Future generations won’t remember Donald Trump for any of these things, says a new member of his team. Instead, they will celebrate him as something else—a towering great of American politics.
As he was sworn in May 15 as the new U.S. trade czar, Robert Lighthizer predicted his new boss would make history for reversing some of the damaging trends of globalization that have harmed American workers.
“The Trump administration will be ranked as among the greatest in American history,” Lighthizer said at the swearing-in ceremony where he became the U.S. trade representative.
“I further believe that when my grandchildren … talk to their grandchildren, they will say that President Trump permanently reversed the dangerous trajectory of American trade, put America first, made our farmers, ranchers and workers richer, and the country safer. I hope I can make some small contribution to that accomplishment.”
He was making these remarks just before the latest White House headache.
Multiple news outlets said that while meeting with the Russian government last week, the president bragged about highly classified information he’d learned about ISIL, information collected through such sensitive channels the U.S. government had yet to share it with close allies.
In a statement, the administration said the president did not discuss specific sources and methods.
Lighthizer happened to be meeting the president while those reports were breaking. It’s not yet clear whether he will also meet Canada’s foreign affairs minister—Chrystia Freeland is visiting Washington this week and meeting several cabinet members.
Lighthizer was confirmed after a long congressional delay, setting the stage for the launch of NAFTA negotiations. Now that Lighthizer is in place, he can work with Congress to set negotiating priorities before the U.S., Canada and Mexico start trade talks later this year.
Lighthizer was sworn in by Vice-President Mike Pence.
Pence extolled this nomination as proof of the president’s commitment to reshaping trade policy. Lighthizer is considered a highly knowledgeable, highly experienced lawyer and veteran of numerous trade lawsuits, with past experience in the Reagan administration and in the U.S. Senate finance committee, which holds a major role in trade policy.

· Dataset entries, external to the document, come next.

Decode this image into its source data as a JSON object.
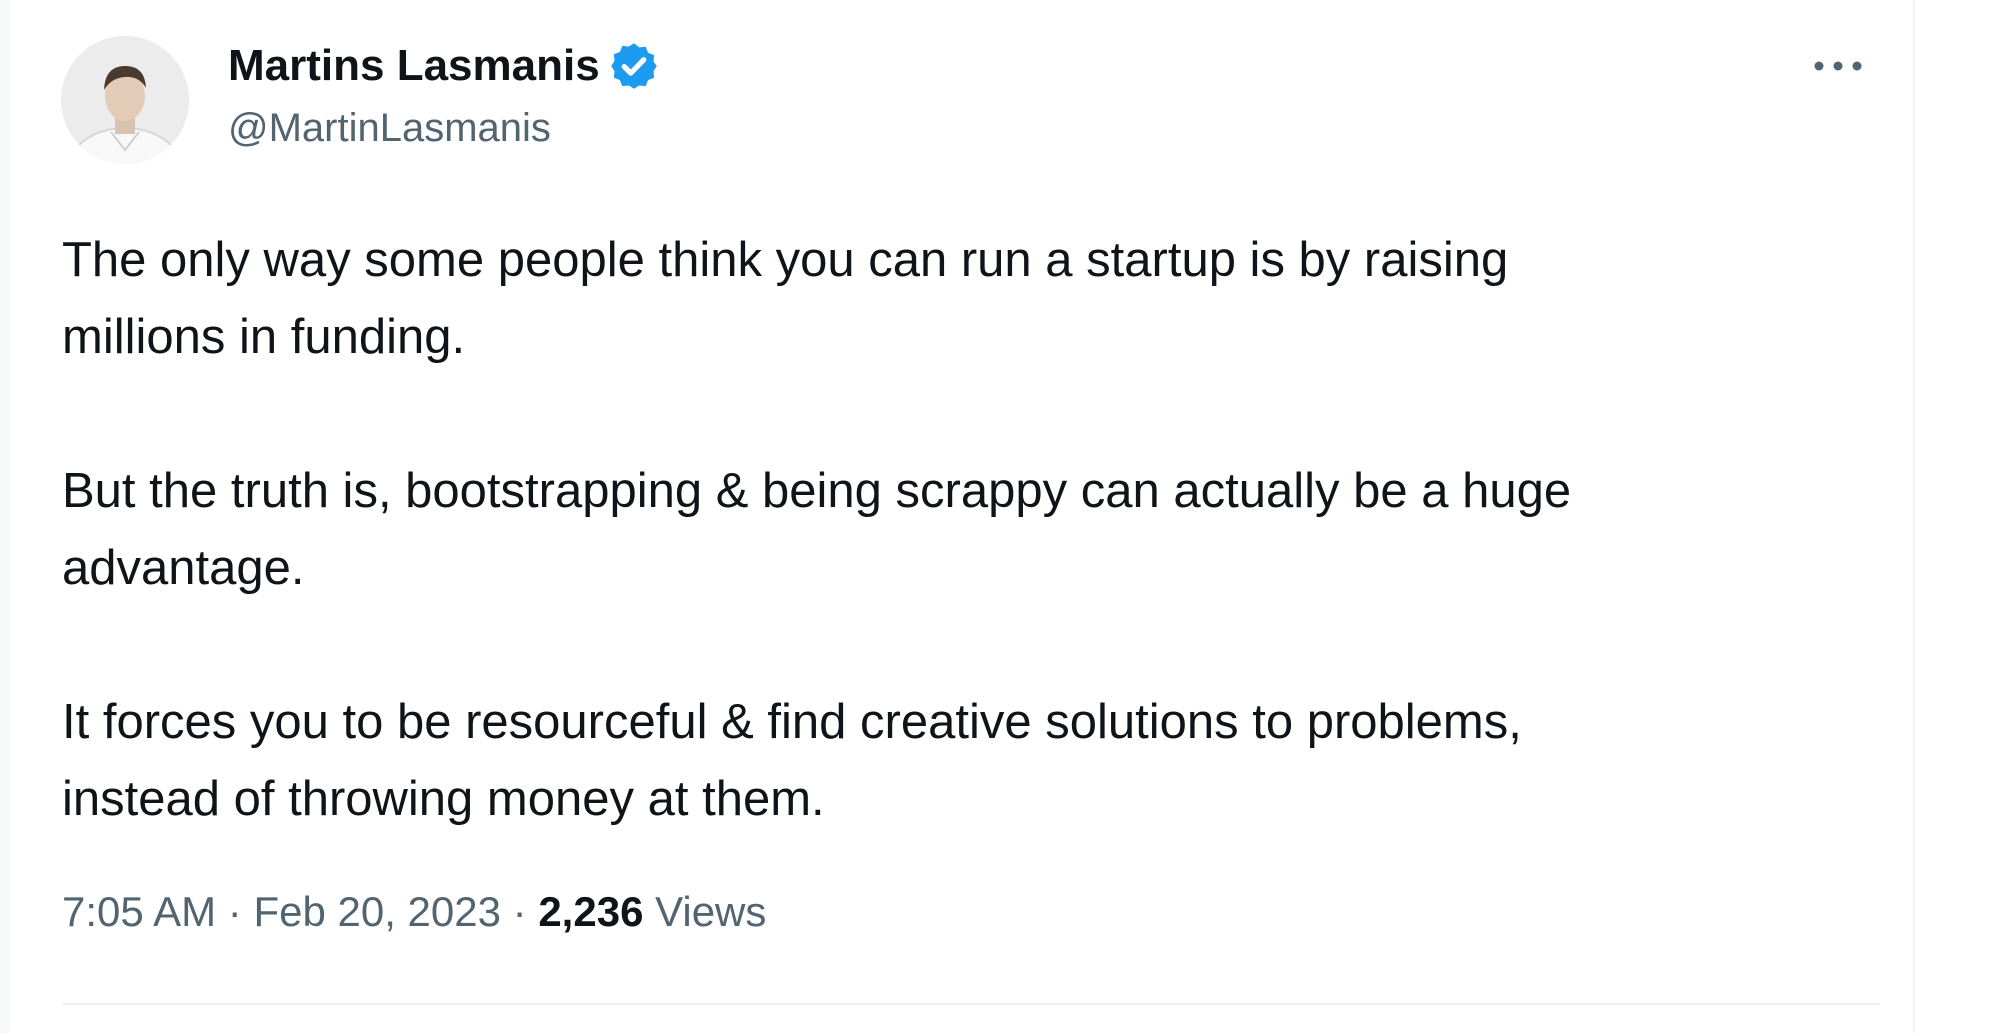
{
  "tweet": {
    "author": {
      "display_name": "Martins Lasmanis",
      "handle": "@MartinLasmanis",
      "verified_color": "#1d9bf0"
    },
    "paragraphs": [
      "The only way some people think you can run a startup is by raising\nmillions in funding.",
      "But the truth is, bootstrapping & being scrappy can actually be a huge\nadvantage.",
      "It forces you to be resourceful & find creative solutions to problems,\ninstead of throwing money at them."
    ],
    "time": "7:05 AM",
    "separator": "·",
    "date": "Feb 20, 2023",
    "views_count": "2,236",
    "views_label": "Views"
  }
}
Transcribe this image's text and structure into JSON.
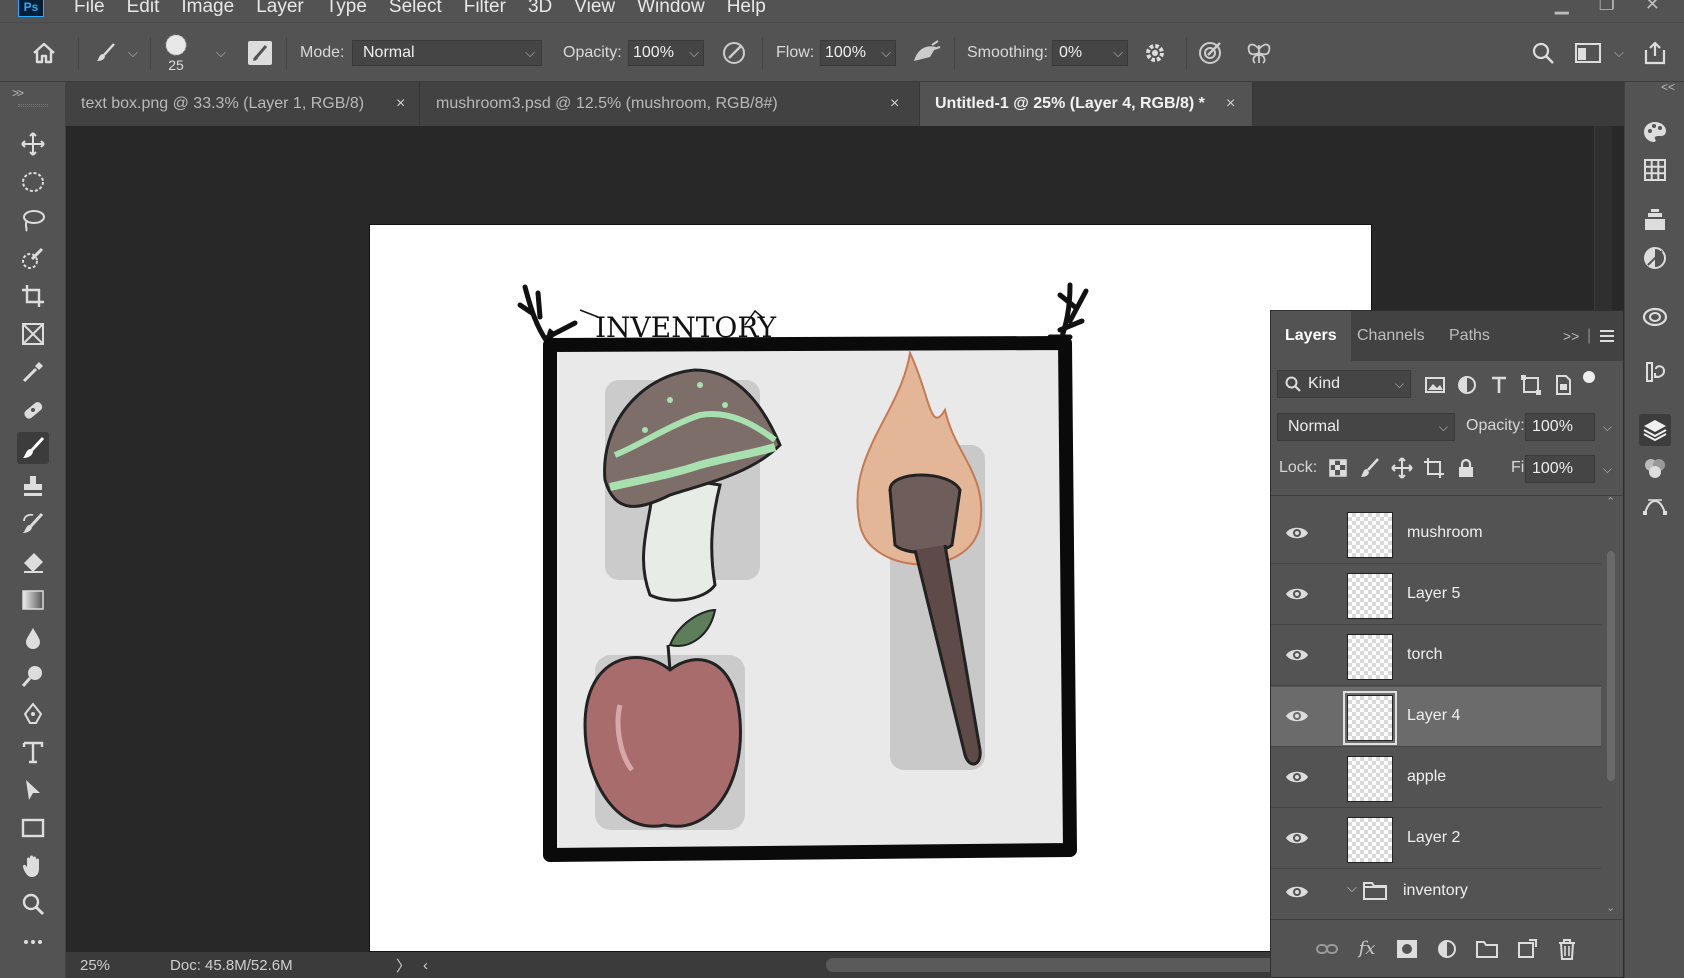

“President Trump is keeping his promise to put America first,” Pence said.
When the vote for his confirmation finally arrived last week, Lighthizer received the overwhelming support of both parties. Several Republicans opposed him, including John McCain.
The former presidential nominee is a big supporter of NAFTA, and trade deals generally, and has expressed concern Lighthizer might replace decades of Republican policy with the more protectionist impulses of his new boss.
Lighthizer also once wrote a newspaper column in 2008 defending protectionist policies, saying they were an old, yet recently dormant tradition in Republican politics, and saying support for free trade didn’t prove McCain was conservative.
Another former GOP nominee was at the swearing-in Monday: Bob Dole, who once hired Lighthizer as a staffer on the Senate finance committee, and spoke in his defence at his nomination hearing.
Lighthizer said of the 1996 nominee: “You’re a great American, a great mentor, and I’m blessed to have you as a friend.”